Thanksgiving is one of our most cherished American holidays. Yet, its beginnings are murky. There is the traditional story of the Native Americans and the Pilgrims, but that is only a simplified version of what really happened, and has only a vague connection to the Thanksgiving we celebrate today. In fact, the real story of America’s Thanksgiving involves a lot of different players across four centuries. This is the true story of Thanksgiving in America and how our ancestors celebrated it.
The colonists who came to America from Europe were used to celebrating various days of “thanksgiving” for good things that happened to them.
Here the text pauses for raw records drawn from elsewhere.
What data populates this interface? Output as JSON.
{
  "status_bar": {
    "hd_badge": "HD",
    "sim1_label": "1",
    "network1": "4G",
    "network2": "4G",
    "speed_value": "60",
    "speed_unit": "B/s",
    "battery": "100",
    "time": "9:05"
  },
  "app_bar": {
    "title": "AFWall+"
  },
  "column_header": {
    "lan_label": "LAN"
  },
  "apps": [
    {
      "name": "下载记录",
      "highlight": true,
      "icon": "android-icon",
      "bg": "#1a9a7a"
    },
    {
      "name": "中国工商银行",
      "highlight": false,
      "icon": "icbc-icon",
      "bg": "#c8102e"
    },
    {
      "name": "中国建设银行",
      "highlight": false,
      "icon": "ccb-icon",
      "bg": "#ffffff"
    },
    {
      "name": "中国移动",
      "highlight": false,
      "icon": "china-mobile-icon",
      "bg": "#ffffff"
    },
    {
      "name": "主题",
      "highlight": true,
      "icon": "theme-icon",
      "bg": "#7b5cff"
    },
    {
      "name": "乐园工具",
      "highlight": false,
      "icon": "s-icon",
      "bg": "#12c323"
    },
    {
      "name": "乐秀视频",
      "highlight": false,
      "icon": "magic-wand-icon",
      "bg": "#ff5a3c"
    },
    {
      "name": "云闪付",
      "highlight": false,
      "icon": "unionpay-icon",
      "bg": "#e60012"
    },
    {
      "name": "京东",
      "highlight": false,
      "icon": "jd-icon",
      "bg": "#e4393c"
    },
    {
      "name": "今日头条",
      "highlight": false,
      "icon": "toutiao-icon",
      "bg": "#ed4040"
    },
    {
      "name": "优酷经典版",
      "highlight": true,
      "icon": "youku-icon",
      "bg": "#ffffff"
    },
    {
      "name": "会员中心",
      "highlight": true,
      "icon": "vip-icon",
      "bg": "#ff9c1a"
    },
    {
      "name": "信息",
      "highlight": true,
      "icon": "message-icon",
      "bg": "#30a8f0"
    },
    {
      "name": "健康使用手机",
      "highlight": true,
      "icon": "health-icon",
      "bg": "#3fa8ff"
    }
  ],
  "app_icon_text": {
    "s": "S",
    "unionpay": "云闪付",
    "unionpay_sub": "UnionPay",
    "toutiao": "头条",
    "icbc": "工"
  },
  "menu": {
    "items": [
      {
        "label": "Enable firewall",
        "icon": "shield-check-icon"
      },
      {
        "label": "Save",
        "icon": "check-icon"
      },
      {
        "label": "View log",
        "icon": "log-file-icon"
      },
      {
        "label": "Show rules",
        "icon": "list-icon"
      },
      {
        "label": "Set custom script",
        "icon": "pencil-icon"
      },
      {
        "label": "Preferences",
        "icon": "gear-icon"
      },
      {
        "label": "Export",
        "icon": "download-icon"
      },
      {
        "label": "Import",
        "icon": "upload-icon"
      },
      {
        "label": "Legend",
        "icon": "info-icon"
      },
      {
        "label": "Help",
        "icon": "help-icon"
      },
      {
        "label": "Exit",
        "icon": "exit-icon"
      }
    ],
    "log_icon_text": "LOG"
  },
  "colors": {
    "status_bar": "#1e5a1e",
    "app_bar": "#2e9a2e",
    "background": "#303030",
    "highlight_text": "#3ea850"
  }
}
These could be either feast of fasting days, and were declared by the religious and civil authorities as needed. The first thanksgiving event to be recorded by Europeans in America was held by Spanish colonists in the late 1500’s, long before the Pilgrims came here. English explorers to Virginia began having thanksgiving days in 1607, and the first permanent English settlement in America, Jamestown, had a thanksgiving in 1610. A group of 38 English colonists came to Virginia in 1619, a year before the Pilgrims, and their charter actually required them to celebrate a thanksgiving for safe arrival in America, and to celebrate the date of their arrival annual thereafter. These celebrations were kept up annually for three years until troubles began with the local natives and the colonists abandoned the area in 1621.
The celebration that is most closely associated with the Thanksgiving we celebrate today was indeed a meal shared between Pilgrim colonists in New England and the local Native Americans. This was held over a three-day period in 1621, after the Pilgrims’ first successful harvest. The Natives, who provided food to the colonists to get them through their first winter here when their supplies ran low, were invited guests. Because so many Pilgrims died that first winter, more than half the number who came on the Mayflower the previous year, there were almost double the number of Natives present as there were Pilgrims. The exact date of the feast is not known, but is estimated by historians to have taken place between September 21 and November 11, 1621.
The Puritans, who colonized the rest of New England a few years after the Pilgrims came, began celebrating their own thanksgiving in 1630, and celebrated it regularly, though not on any set schedule, until 1680. After that, it became an annual festival in Massachusetts. Connecticut and New York soon took up the tradition, as well. By the 1700’s, the colonies were all celebrating their own Thanksgivings, but at different times of the year.
The first nationally proclaimed Thanksgiving in America, once it was liberated from Great Britain after the Revolutionary War, was declared by President George Washington on October 3, 1789. However, Thanksgiving was not designated an official federal holiday until 1863, when President Abraham Lincoln ordered it to be so, and made it the last Thursday in November. This was during the Civil War, and Lincoln declared the holiday should be to give thanks…
“I do therefore invite my fellow citizens in every part of the United States, and also those who are at sea and those who are sojourning in foreign lands, to set apart and observe the last Thursday of November next, as a day of Thanksgiving and Praise to our beneficent Father who dwelleth in the Heavens.” ~ President Abraham Lincoln
“In every thing give thanks: for this is the will of God”, 1 Thessalonians 5:18.
After the Civil War, the reunited nation continued to celebrate the holiday as a national one.
There was some controversy in the 1930’s when President Franklin Roosevelt tried to change the date of Thanksgiving to the next to last Thursday in November, rather than the last Thursday, as people had been used to celebrating. He thought it would stimulate the economy by encouraging a longer Christmas shopping season after the holiday. Not every state adopted the change, and there was a short period of time where there was a “Republican” Thanksgiving held on the traditional date, and a “Democratic” one held on Franklin’s preferred date. A compromise was eventually reached to celebrate Thanksgiving on the fourth Thursday of November, which is sometimes the last and sometimes the next to last, depending on the calendar that year. This is how we determine which day is Thanksgiving to this day.
As for holiday traditions, the meal we eat at Thanksgiving has always been based on the foods eaten at the famous meal between the Native Americans and the Pilgrims. It has been this way from the time George Washington declared the first national Thanksgiving. This means plenty of seasonal foods that are not readily available at other parts of the year. This is why the traditional American Thanksgiving meal is so recognizable, as it has changed little over the generations. It is also why we typically do not eat all of these Thanksgiving foods all at one meal at other times of the year. So, the Thanksgiving you celebrate today is virtually unchanged from the ones your ancestors celebrated nearly 250 years ago. It’s one thing that has really united Americans together and tied one generation to the other for most of our history as a nation.
“Thanks be to God for his inexpressible gift”, 2 Corinthians 9:15